Work instructions: Extract the text of each entry below exactly, leaving every image behind.

★ ★ ★

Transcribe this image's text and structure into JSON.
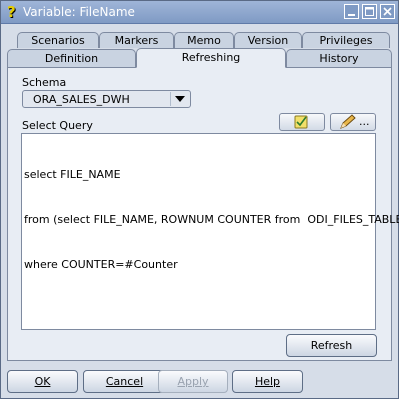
{
  "window": {
    "title": "Variable: FileName"
  },
  "tabs_back": [
    "Scenarios",
    "Markers",
    "Memo",
    "Version",
    "Privileges"
  ],
  "tabs_front": [
    "Definition",
    "Refreshing",
    "History"
  ],
  "active_tab": "Refreshing",
  "schema": {
    "label": "Schema",
    "value": "ORA_SALES_DWH"
  },
  "query": {
    "label": "Select Query",
    "lines": [
      "select FILE_NAME",
      "from (select FILE_NAME, ROWNUM COUNTER from  ODI_FILES_TABLE)",
      "where COUNTER=#Counter"
    ],
    "expression_button_label": "..."
  },
  "refresh_button": "Refresh",
  "footer": {
    "ok": "OK",
    "cancel": "Cancel",
    "apply": "Apply",
    "help": "Help"
  },
  "icons": [
    "help-icon",
    "minimize-icon",
    "maximize-icon",
    "close-icon",
    "check-syntax-icon",
    "pencil-icon",
    "dropdown-arrow-icon"
  ]
}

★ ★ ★

Response to the exercise:
Transcribe this image's text and structure into JSON.
{
  "window": {
    "title": "Variable: FileName"
  },
  "tabs_back": [
    "Scenarios",
    "Markers",
    "Memo",
    "Version",
    "Privileges"
  ],
  "tabs_front": [
    "Definition",
    "Refreshing",
    "History"
  ],
  "active_tab": "Refreshing",
  "schema": {
    "label": "Schema",
    "value": "ORA_SALES_DWH"
  },
  "query": {
    "label": "Select Query",
    "lines": [
      "select FILE_NAME",
      "from (select FILE_NAME, ROWNUM COUNTER from  ODI_FILES_TABLE)",
      "where COUNTER=#Counter"
    ],
    "expression_button_label": "..."
  },
  "refresh_button": "Refresh",
  "footer": {
    "ok": "OK",
    "cancel": "Cancel",
    "apply": "Apply",
    "help": "Help"
  },
  "icons": [
    "help-icon",
    "minimize-icon",
    "maximize-icon",
    "close-icon",
    "check-syntax-icon",
    "pencil-icon",
    "dropdown-arrow-icon"
  ]
}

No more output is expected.